It all started with a recommendation by a friend to check out Marc Maron’s WTF podcast that featured an author named Tracey MacMillan. Now, I am a big reader, so this made sense. It made sense for better understanding where I was at in my life. The purpose of downloading Marc Maron’s podcast was to hear this woman tell her story about how her father went to prison and she grew up a foster kid, and with her father’s girlfriend, into a woman that wouldthen later went on to ate men very much like her father. Finally, she comes to the realization that the first man she truly loved was her son. It was him that taught the author how to love.
Now, I kind of new what a podcast was because were beginning to offer various forms of online training at work, and one of the options discussed was audio podcasting. Most of those that I saw on Itunes were like radio shows you could download on-demand. This was very intriguing for someone who is constantly in her car and sometimes is not always pleased with what the listening options are on the various channels.
I must confess I only knew Marc Maron in passing from Dr. Katz. My brother and I would watch Comedy Central quite a bit after school, everything to Who’s Line is it Anyway, to Kids in the Hall to Dr. Katz. It was the late-early days of the network and they were open to playing some great comedic material.
Marc Maron is back in my life. He has a funny, acerbic, aggressive wit. He is self-deprecating. He worries about his weight. He is a recovering addict. He is anxious and neurotic. He is me with a penis. The podcast with Tracy MacMillan starts with Marc talking about his relationship with his father, and continues with a phone call with his father. They have a strained relationship, too, not unlike the one his guest, Tracy, has with her father. He deftly transitions from his father to his guest with skills he developed while working on the now defunct Air America, a liberal radio network. The answer back to the conservative radio talk show hosts that dominate the airwaves.

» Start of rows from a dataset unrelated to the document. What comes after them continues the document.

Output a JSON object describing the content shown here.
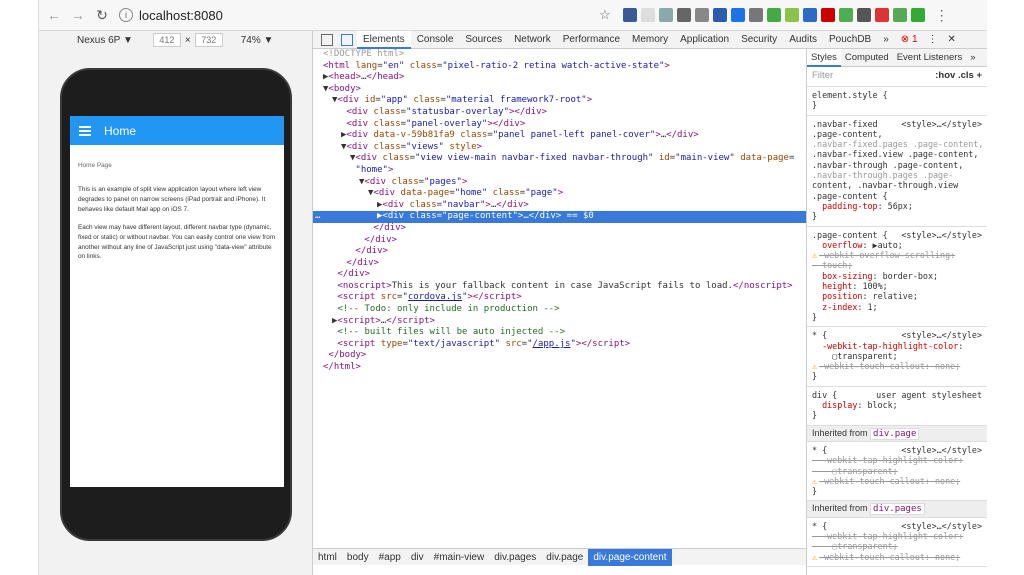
{
  "browser": {
    "url": "localhost:8080",
    "back": "←",
    "forward": "→",
    "reload": "↻",
    "info": "i",
    "star": "☆",
    "menu": "⋮",
    "extension_colors": [
      "#3b5998",
      "#ddd",
      "#8aa",
      "#666",
      "#888",
      "#2a5db0",
      "#1a73e8",
      "#777",
      "#4a4",
      "#8bc34a",
      "#2b6cc4",
      "#c00",
      "#4caf50",
      "#555",
      "#d33",
      "#5a5",
      "#3a3"
    ]
  },
  "device": {
    "model": "Nexus 6P ▼",
    "width": "412",
    "times": "×",
    "height": "732",
    "zoom": "74% ▼"
  },
  "phone": {
    "title": "Home",
    "page_label": "Home Page",
    "para1": "This is an example of split view application layout where left view degrades to panel on narrow screens (iPad portrait and iPhone). It behaves like default Mail app on iOS 7.",
    "para2": "Each view may have different layout, different navbar type (dynamic, fixed or static) or without navbar. You can easily control one view from another without any line of JavaScript just using \"data-view\" attribute on links."
  },
  "devtools": {
    "tabs": [
      "Elements",
      "Console",
      "Sources",
      "Network",
      "Performance",
      "Memory",
      "Application",
      "Security",
      "Audits",
      "PouchDB",
      "»"
    ],
    "error_count": "⊗ 1",
    "more": "⋮",
    "close": "✕",
    "dom_lines": [
      {
        "indent": 0,
        "html": "<span class='dt'>&lt;!DOCTYPE html&gt;</span>"
      },
      {
        "indent": 0,
        "html": "<span class='tg'>&lt;html</span> <span class='an'>lang</span>=<span class='av'>\"en\"</span> <span class='an'>class</span>=<span class='av'>\"pixel-ratio-2 retina watch-active-state\"</span><span class='tg'>&gt;</span>"
      },
      {
        "indent": 0,
        "html": "▶<span class='tg'>&lt;head&gt;</span>…<span class='tg'>&lt;/head&gt;</span>"
      },
      {
        "indent": 0,
        "html": "▼<span class='tg'>&lt;body&gt;</span>"
      },
      {
        "indent": 1,
        "html": "▼<span class='tg'>&lt;div</span> <span class='an'>id</span>=<span class='av'>\"app\"</span> <span class='an'>class</span>=<span class='av'>\"material framework7-root\"</span><span class='tg'>&gt;</span>"
      },
      {
        "indent": 2,
        "html": " <span class='tg'>&lt;div</span> <span class='an'>class</span>=<span class='av'>\"statusbar-overlay\"</span><span class='tg'>&gt;&lt;/div&gt;</span>"
      },
      {
        "indent": 2,
        "html": " <span class='tg'>&lt;div</span> <span class='an'>class</span>=<span class='av'>\"panel-overlay\"</span><span class='tg'>&gt;&lt;/div&gt;</span>"
      },
      {
        "indent": 2,
        "html": "▶<span class='tg'>&lt;div</span> <span class='an'>data-v-59b81fa9</span> <span class='an'>class</span>=<span class='av'>\"panel panel-left panel-cover\"</span><span class='tg'>&gt;</span>…<span class='tg'>&lt;/div&gt;</span>"
      },
      {
        "indent": 2,
        "html": "▼<span class='tg'>&lt;div</span> <span class='an'>class</span>=<span class='av'>\"views\"</span> <span class='an'>style</span><span class='tg'>&gt;</span>"
      },
      {
        "indent": 3,
        "html": "▼<span class='tg'>&lt;div</span> <span class='an'>class</span>=<span class='av'>\"view view-main navbar-fixed navbar-through\"</span> <span class='an'>id</span>=<span class='av'>\"main-view\"</span> <span class='an'>data-page</span>="
      },
      {
        "indent": 3,
        "html": " <span class='av'>\"home\"</span><span class='tg'>&gt;</span>"
      },
      {
        "indent": 4,
        "html": "▼<span class='tg'>&lt;div</span> <span class='an'>class</span>=<span class='av'>\"pages\"</span><span class='tg'>&gt;</span>"
      },
      {
        "indent": 5,
        "html": "▼<span class='tg'>&lt;div</span> <span class='an'>data-page</span>=<span class='av'>\"home\"</span> <span class='an'>class</span>=<span class='av'>\"page\"</span><span class='tg'>&gt;</span>"
      },
      {
        "indent": 6,
        "html": "▶<span class='tg'>&lt;div</span> <span class='an'>class</span>=<span class='av'>\"navbar\"</span><span class='tg'>&gt;</span>…<span class='tg'>&lt;/div&gt;</span>"
      },
      {
        "indent": 6,
        "sel": true,
        "html": "▶<span class='tg'>&lt;div</span> <span class='an'>class</span>=<span class='av'>\"page-content\"</span><span class='tg'>&gt;</span>…<span class='tg'>&lt;/div&gt;</span> == $0"
      },
      {
        "indent": 5,
        "html": " <span class='tg'>&lt;/div&gt;</span>"
      },
      {
        "indent": 4,
        "html": " <span class='tg'>&lt;/div&gt;</span>"
      },
      {
        "indent": 3,
        "html": " <span class='tg'>&lt;/div&gt;</span>"
      },
      {
        "indent": 2,
        "html": " <span class='tg'>&lt;/div&gt;</span>"
      },
      {
        "indent": 1,
        "html": " <span class='tg'>&lt;/div&gt;</span>"
      },
      {
        "indent": 1,
        "html": " <span class='tg'>&lt;noscript&gt;</span>This is your fallback content in case JavaScript fails to load.<span class='tg'>&lt;/noscript&gt;</span>"
      },
      {
        "indent": 1,
        "html": " <span class='tg'>&lt;script</span> <span class='an'>src</span>=<span class='av'>\"<u>cordova.js</u>\"</span><span class='tg'>&gt;&lt;/script&gt;</span>"
      },
      {
        "indent": 1,
        "html": " <span class='cm'>&lt;!-- Todo: only include in production --&gt;</span>"
      },
      {
        "indent": 1,
        "html": "▶<span class='tg'>&lt;script&gt;</span>…<span class='tg'>&lt;/script&gt;</span>"
      },
      {
        "indent": 1,
        "html": " <span class='cm'>&lt;!-- built files will be auto injected --&gt;</span>"
      },
      {
        "indent": 1,
        "html": " <span class='tg'>&lt;script</span> <span class='an'>type</span>=<span class='av'>\"text/javascript\"</span> <span class='an'>src</span>=<span class='av'>\"<u>/app.js</u>\"</span><span class='tg'>&gt;&lt;/script&gt;</span>"
      },
      {
        "indent": 0,
        "html": " <span class='tg'>&lt;/body&gt;</span>"
      },
      {
        "indent": 0,
        "html": "<span class='tg'>&lt;/html&gt;</span>"
      }
    ],
    "breadcrumbs": [
      "html",
      "body",
      "#app",
      "div",
      "#main-view",
      "div.pages",
      "div.page",
      "div.page-content"
    ]
  },
  "styles_pane": {
    "tabs": [
      "Styles",
      "Computed",
      "Event Listeners",
      "»"
    ],
    "filter_placeholder": "Filter",
    "filter_controls": ":hov  .cls  +",
    "inherited_label": "Inherited from",
    "rules": [
      {
        "lines": [
          {
            "t": "element.style {"
          },
          {
            "t": "}"
          }
        ]
      },
      {
        "lines": [
          {
            "t": ".navbar-fixed",
            "src": "<style>…</style>"
          },
          {
            "t": ".page-content,"
          },
          {
            "t": ".navbar-fixed.pages .page-content,",
            "cls": "gray"
          },
          {
            "t": ".navbar-fixed.view .page-content,"
          },
          {
            "t": ".navbar-through .page-content,"
          },
          {
            "t": ".navbar-through.pages .page-",
            "cls": "gray"
          },
          {
            "t": "content, .navbar-through.view"
          },
          {
            "t": ".page-content {"
          },
          {
            "t": "  padding-top: 56px;",
            "prop": true
          },
          {
            "t": "}"
          }
        ]
      },
      {
        "lines": [
          {
            "t": ".page-content {",
            "src": "<style>…</style>"
          },
          {
            "t": "  overflow: ▶auto;",
            "prop": true
          },
          {
            "t": "-webkit-overflow-scrolling:",
            "warn": true,
            "strike": true
          },
          {
            "t": "  touch;",
            "strike": true
          },
          {
            "t": "  box-sizing: border-box;",
            "prop": true
          },
          {
            "t": "  height: 100%;",
            "prop": true
          },
          {
            "t": "  position: relative;",
            "prop": true
          },
          {
            "t": "  z-index: 1;",
            "prop": true
          },
          {
            "t": "}"
          }
        ]
      },
      {
        "lines": [
          {
            "t": "* {",
            "src": "<style>…</style>"
          },
          {
            "t": "  -webkit-tap-highlight-color:",
            "prop": true
          },
          {
            "t": "    ▢transparent;"
          },
          {
            "t": "-webkit-touch-callout: none;",
            "warn": true,
            "strike": true
          },
          {
            "t": "}"
          }
        ]
      },
      {
        "lines": [
          {
            "t": "div {",
            "src": "user agent stylesheet"
          },
          {
            "t": "  display: block;",
            "prop": true
          },
          {
            "t": "}"
          }
        ]
      },
      {
        "inherit": "div.page"
      },
      {
        "lines": [
          {
            "t": "* {",
            "src": "<style>…</style>"
          },
          {
            "t": "  -webkit-tap-highlight-color:",
            "strike": true
          },
          {
            "t": "    ▢transparent;",
            "strike": true
          },
          {
            "t": "-webkit-touch-callout: none;",
            "warn": true,
            "strike": true
          },
          {
            "t": "}"
          }
        ]
      },
      {
        "inherit": "div.pages"
      },
      {
        "lines": [
          {
            "t": "* {",
            "src": "<style>…</style>"
          },
          {
            "t": "  -webkit-tap-highlight-color:",
            "strike": true
          },
          {
            "t": "    ▢transparent;",
            "strike": true
          },
          {
            "t": "-webkit-touch-callout: none;",
            "warn": true,
            "strike": true
          }
        ]
      }
    ]
  }
}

She talks about her father, her son, and coming full circle. He asks about her self image and reads the section of her book about hating Gwyneth Paltrow. She hates her, not necessarily because she is so pretty, but because her father cared enough to bring her to see Paris. Her father felt every woman (and I am poorly paraphrasing here) should experience Paris for the first time with a man that truly loves them, their father. It infuriated McMillan. At the end of the episode, Maron calls his father back again to make peace, or at least propose a truce. The episode had me hooked. The way it was structured with two different narrative plot lines. The in-depth, caring interview, mixed with funny moments and moments that made you tear up. I wanted more of Maron.
Since then, Marc and I have driven to work nearly every day together. I have also found some other great podcasters, too. Mostly those by comedians because they are complex people, with interesting backgrounds, and complicated ways. In other words, I can relate to them, immensely. They are living out loud and authentically. Many more podcasts by Maron would be listened to, saved and listened to again. Especially one by Henry Rollins, Kelly Carlin, Sara Benincasa, and the one that began it all Tracy MacMillan.
Surprisingly, over time, I enjoyed the ones with people that did not know any thing about the most. Specifically, the one with Mary Mack, Sara Benincasa, more recently Nesteroff . Those interviews open up new worlds to me that I would otherwise not get to know. They have opened up opportunities for to grow as a person, a professional, and as a writer. I reached out to Sara Benincasa thinking that she would blow me off because she had more important things to do, but no, she wrote me one of the longest emails I have ever received. She gave great insight about whether I was on the right track regarding my life path and where writing fit into it. She validated the decisions I made years ago to provide myself with a stable life, with the American dream. Benincasa also validated my dream to become a writer. It was possible. It could be done, while I worked as a librarian. Relief came, and all the thanks was to, Mr. Maron for exposing me to this wonderful woman with a passionate heart, soul, and sense of humor. Yet another person like myself.
I found so much of myself in Henry Rollins, too. He is a rogue archivist of sorts, preserving audio recordings. I found him funny, knowledgable, kind hearted. A man that lives life fully. Marc is able to draw out of people their true and authentic selves. He is a great interviewer, yes, but it is not just that skill. It is also unapologetically authentic about what he does, how he lives, what he thinks, whether it comes to eating too, concern over his new messy girlfriend moving in with him and calling him out on his temper (she asks him to use his “words” advice she gives daily to the autistic population she works with), and his obsession to make good with those he has wronged in the past. Constantly and consistently asking of his guests with which he has had issues, “are we good.” He also shows a kind side, one that loves animals, specifically cats. Boomer, Lafonda, and the few other strays that he has taken into the cat ranch are all welcome and well taken care of by him, King of the beasts.
I hope one day that I can come to realize the peace that he feels, knows and conveys over the podcasts. He admits it took him 40 plus years to get there. He is glad that he has arrived at this place in this lifetime. I want that peace more than ever. He has changed my life through his guests, too. I have learned immeasurable lessons from them all. I have laughed. I have cried. I have become a better person. Thank you, Marc Maron for asking that forever eternal question, “What the Fuck?”